TASK TO CARRY OUT:
Every line with "screenshot" in it must be copied from the data.

══ SUPPLIED DATA ══

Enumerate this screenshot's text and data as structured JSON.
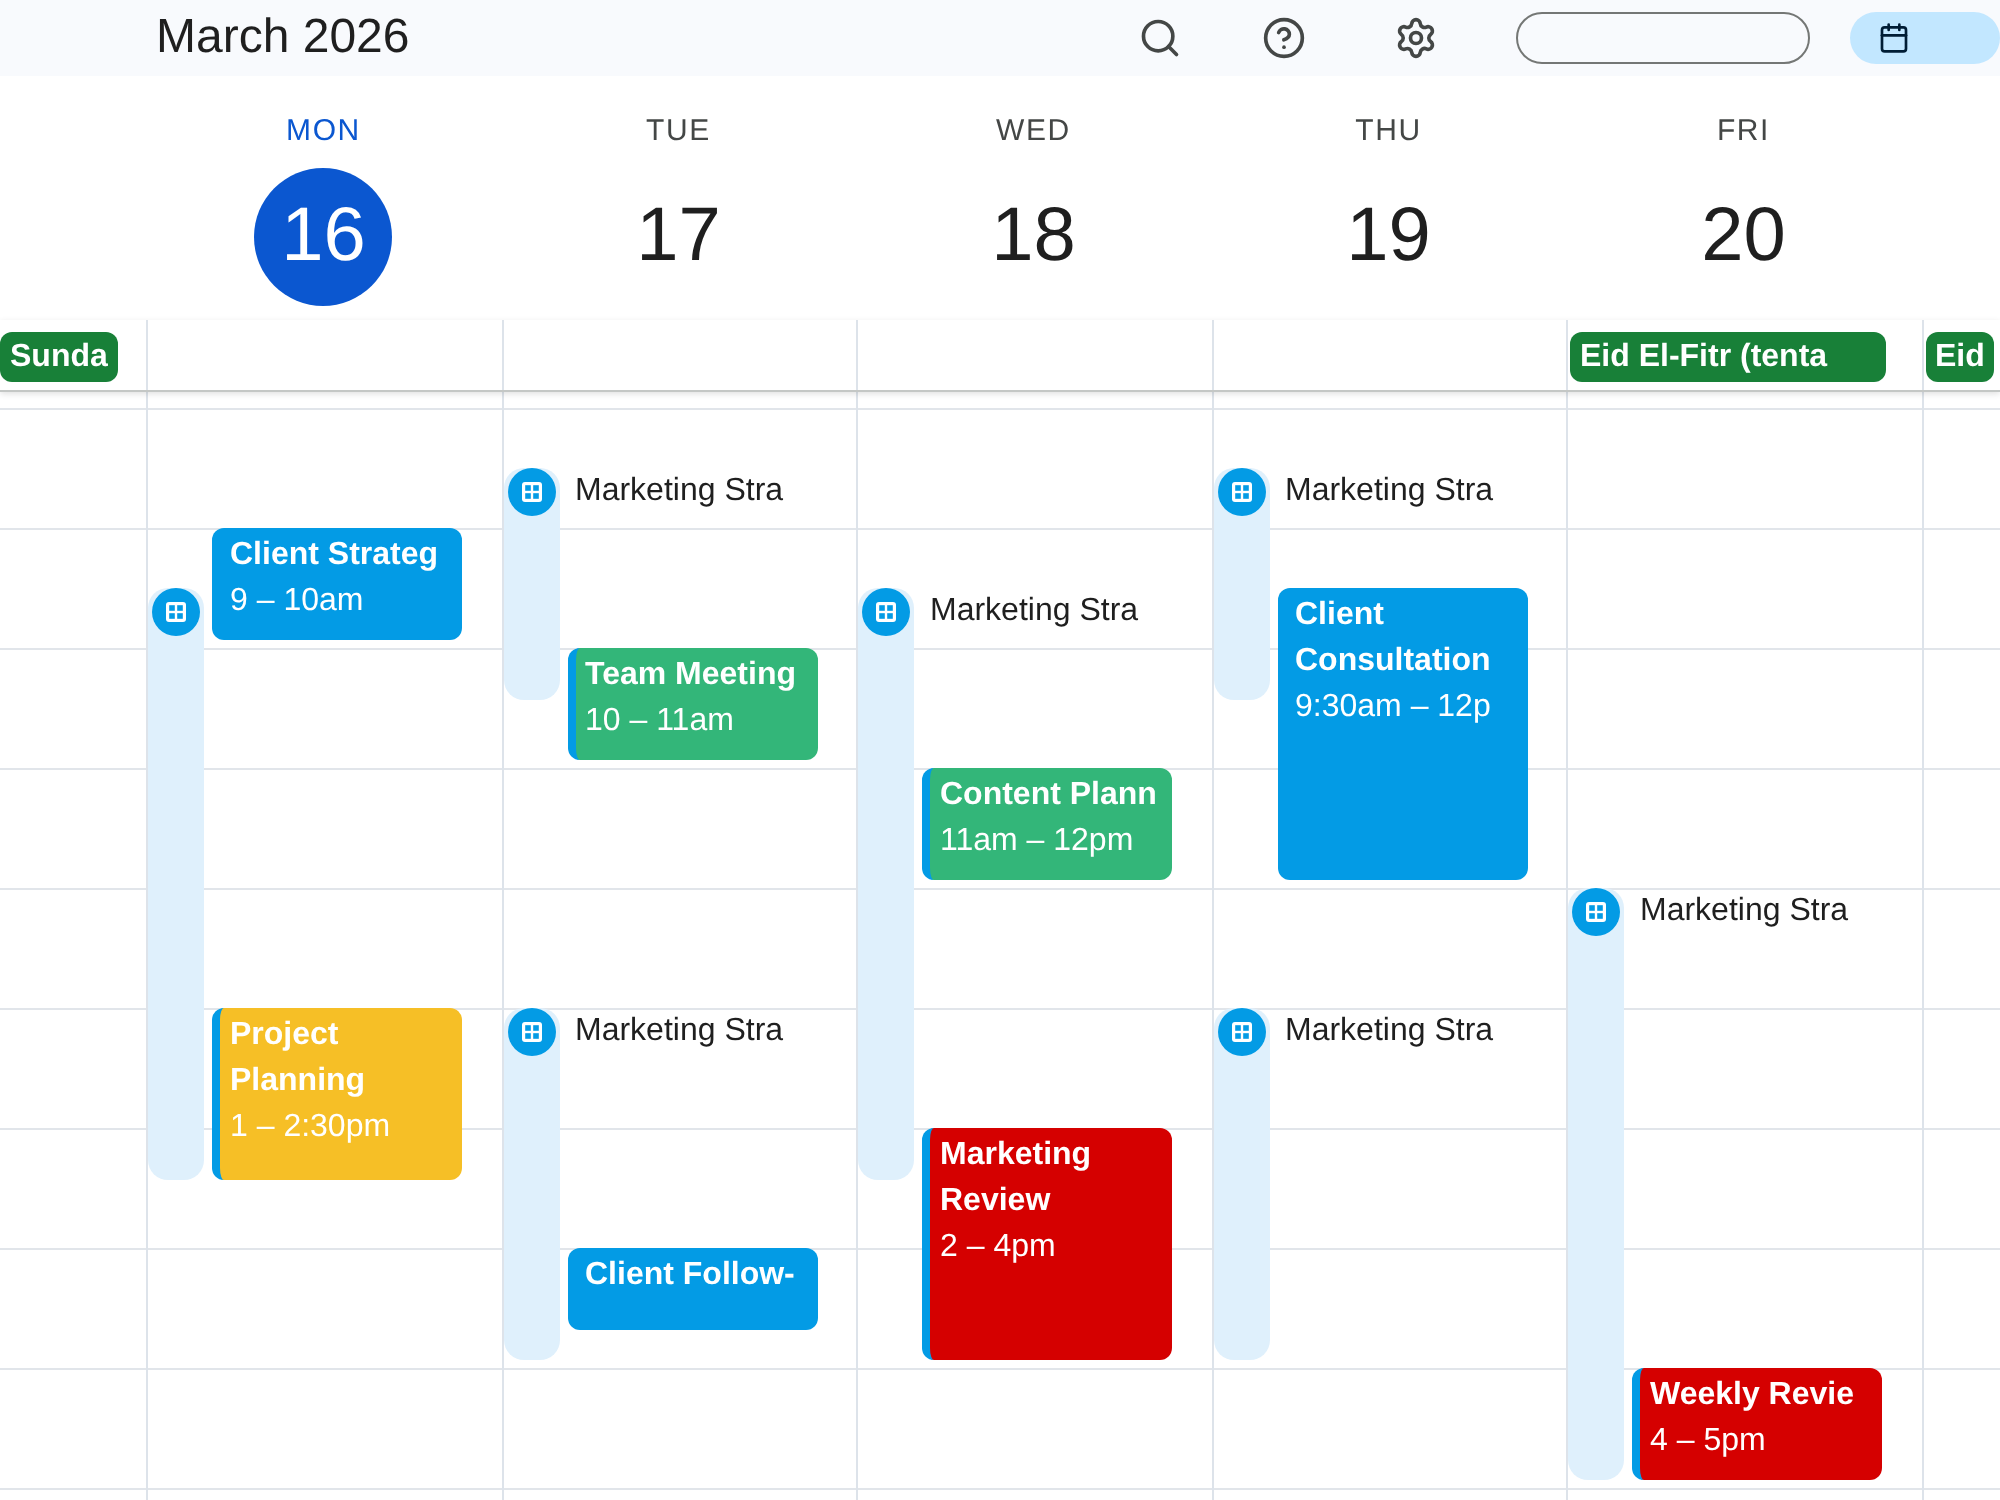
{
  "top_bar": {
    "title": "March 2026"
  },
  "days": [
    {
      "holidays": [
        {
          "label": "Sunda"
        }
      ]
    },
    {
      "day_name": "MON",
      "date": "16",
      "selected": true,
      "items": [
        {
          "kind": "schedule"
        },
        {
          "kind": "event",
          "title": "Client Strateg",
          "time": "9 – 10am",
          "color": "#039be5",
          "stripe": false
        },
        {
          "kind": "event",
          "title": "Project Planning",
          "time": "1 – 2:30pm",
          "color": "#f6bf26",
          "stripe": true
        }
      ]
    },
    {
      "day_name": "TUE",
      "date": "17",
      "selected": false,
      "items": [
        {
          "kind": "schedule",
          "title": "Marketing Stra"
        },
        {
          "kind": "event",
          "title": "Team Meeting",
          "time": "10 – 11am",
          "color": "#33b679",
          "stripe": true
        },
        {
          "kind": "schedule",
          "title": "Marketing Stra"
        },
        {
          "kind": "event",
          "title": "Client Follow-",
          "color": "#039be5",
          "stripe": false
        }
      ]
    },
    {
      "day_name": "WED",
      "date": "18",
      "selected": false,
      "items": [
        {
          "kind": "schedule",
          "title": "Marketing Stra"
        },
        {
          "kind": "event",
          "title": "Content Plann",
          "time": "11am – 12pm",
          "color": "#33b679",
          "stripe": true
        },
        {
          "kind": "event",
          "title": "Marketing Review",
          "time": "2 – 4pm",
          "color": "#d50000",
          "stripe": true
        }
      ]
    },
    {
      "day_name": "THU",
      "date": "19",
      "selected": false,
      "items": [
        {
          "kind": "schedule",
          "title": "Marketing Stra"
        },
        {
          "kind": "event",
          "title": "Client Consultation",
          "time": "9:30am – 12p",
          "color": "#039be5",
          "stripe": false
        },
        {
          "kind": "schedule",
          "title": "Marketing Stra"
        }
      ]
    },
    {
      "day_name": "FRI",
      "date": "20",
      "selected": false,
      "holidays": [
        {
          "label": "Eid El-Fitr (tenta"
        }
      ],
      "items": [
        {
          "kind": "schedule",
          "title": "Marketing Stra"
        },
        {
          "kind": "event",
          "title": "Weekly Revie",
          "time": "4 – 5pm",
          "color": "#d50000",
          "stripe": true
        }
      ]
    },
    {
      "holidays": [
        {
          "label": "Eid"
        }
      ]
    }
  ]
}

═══
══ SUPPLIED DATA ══

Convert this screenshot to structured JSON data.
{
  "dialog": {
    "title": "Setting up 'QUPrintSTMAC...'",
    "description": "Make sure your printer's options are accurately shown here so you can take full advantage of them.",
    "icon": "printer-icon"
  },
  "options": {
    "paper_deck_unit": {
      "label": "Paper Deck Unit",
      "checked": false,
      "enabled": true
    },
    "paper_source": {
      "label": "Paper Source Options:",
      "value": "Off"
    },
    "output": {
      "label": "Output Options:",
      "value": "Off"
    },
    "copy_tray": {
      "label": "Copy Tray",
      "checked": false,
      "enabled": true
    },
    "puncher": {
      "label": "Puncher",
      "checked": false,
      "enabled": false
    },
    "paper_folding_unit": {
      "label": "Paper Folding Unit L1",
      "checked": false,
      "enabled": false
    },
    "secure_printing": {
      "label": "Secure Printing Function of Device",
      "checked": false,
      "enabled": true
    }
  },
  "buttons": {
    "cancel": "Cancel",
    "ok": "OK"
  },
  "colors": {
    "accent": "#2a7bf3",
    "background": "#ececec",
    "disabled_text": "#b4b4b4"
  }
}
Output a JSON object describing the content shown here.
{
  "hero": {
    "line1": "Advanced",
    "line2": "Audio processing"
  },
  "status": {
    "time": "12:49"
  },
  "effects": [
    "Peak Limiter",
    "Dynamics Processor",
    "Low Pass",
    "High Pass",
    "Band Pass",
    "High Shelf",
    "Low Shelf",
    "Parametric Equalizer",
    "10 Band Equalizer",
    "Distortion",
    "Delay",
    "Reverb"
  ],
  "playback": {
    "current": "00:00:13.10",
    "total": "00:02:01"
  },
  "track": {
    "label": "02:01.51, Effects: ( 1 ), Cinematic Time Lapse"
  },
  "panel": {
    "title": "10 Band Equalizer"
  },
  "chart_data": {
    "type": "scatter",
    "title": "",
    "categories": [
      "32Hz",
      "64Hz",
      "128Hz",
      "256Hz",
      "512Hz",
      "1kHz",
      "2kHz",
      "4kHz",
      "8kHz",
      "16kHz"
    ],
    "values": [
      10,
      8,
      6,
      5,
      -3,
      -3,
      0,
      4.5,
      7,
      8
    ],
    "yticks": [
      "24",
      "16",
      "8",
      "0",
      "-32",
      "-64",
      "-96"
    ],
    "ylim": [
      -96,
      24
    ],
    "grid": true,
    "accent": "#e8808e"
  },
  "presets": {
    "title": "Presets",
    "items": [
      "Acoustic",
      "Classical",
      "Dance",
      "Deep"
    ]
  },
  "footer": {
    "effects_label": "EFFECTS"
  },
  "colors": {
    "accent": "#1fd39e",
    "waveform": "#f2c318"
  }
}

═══
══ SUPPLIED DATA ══

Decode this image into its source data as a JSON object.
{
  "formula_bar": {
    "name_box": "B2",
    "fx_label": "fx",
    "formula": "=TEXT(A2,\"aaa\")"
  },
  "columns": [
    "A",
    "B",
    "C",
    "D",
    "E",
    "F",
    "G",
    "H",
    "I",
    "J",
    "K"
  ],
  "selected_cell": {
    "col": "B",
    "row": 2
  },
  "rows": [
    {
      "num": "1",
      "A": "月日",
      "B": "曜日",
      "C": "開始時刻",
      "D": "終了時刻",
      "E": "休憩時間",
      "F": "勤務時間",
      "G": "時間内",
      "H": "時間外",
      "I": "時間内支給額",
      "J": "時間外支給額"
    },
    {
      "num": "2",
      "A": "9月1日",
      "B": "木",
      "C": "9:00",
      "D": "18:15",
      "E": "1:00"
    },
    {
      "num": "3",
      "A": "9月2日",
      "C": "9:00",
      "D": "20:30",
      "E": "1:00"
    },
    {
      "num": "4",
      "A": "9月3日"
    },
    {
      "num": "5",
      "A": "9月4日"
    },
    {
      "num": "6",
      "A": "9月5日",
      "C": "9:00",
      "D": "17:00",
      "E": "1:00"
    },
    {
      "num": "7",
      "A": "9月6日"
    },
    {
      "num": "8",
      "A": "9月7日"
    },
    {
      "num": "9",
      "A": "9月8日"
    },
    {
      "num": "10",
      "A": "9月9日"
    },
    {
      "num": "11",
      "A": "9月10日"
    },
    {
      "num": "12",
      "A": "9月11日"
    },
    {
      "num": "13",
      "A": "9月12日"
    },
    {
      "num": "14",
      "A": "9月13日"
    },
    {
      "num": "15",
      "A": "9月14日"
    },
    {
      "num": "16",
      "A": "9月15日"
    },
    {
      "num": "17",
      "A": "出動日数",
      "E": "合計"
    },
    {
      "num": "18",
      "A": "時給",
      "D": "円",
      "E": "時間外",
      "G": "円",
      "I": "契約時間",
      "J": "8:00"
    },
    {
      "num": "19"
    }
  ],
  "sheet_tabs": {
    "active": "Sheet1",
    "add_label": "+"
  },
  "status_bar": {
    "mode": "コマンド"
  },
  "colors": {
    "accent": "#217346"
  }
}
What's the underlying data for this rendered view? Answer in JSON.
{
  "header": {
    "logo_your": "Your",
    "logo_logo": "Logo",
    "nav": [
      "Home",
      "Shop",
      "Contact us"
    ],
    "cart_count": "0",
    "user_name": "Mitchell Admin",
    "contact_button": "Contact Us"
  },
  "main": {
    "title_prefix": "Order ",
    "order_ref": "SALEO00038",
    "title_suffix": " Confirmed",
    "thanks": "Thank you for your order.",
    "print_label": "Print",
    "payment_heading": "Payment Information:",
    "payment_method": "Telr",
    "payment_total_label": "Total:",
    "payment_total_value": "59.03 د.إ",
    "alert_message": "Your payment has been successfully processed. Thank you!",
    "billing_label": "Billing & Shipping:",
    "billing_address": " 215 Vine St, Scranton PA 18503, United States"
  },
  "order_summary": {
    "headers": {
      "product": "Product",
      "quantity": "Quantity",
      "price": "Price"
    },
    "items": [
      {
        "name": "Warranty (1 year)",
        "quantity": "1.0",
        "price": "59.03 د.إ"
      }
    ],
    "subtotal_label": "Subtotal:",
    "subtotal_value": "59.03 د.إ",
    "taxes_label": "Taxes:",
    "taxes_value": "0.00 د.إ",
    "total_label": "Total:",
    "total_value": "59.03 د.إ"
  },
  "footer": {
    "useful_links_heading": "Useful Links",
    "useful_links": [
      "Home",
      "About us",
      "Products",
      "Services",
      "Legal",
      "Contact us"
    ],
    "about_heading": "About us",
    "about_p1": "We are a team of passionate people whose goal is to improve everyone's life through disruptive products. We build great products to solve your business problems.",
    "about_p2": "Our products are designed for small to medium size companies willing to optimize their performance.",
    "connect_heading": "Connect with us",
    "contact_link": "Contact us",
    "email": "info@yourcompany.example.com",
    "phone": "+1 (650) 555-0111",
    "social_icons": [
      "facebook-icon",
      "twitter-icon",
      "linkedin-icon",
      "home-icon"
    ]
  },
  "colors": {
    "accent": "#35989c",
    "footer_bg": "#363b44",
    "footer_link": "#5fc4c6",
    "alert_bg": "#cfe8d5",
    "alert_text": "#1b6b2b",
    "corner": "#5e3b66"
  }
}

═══

RESPONSE AREA:
Enumerate this screenshot's text and data as structured JSON.
Convert this screenshot to structured JSON data.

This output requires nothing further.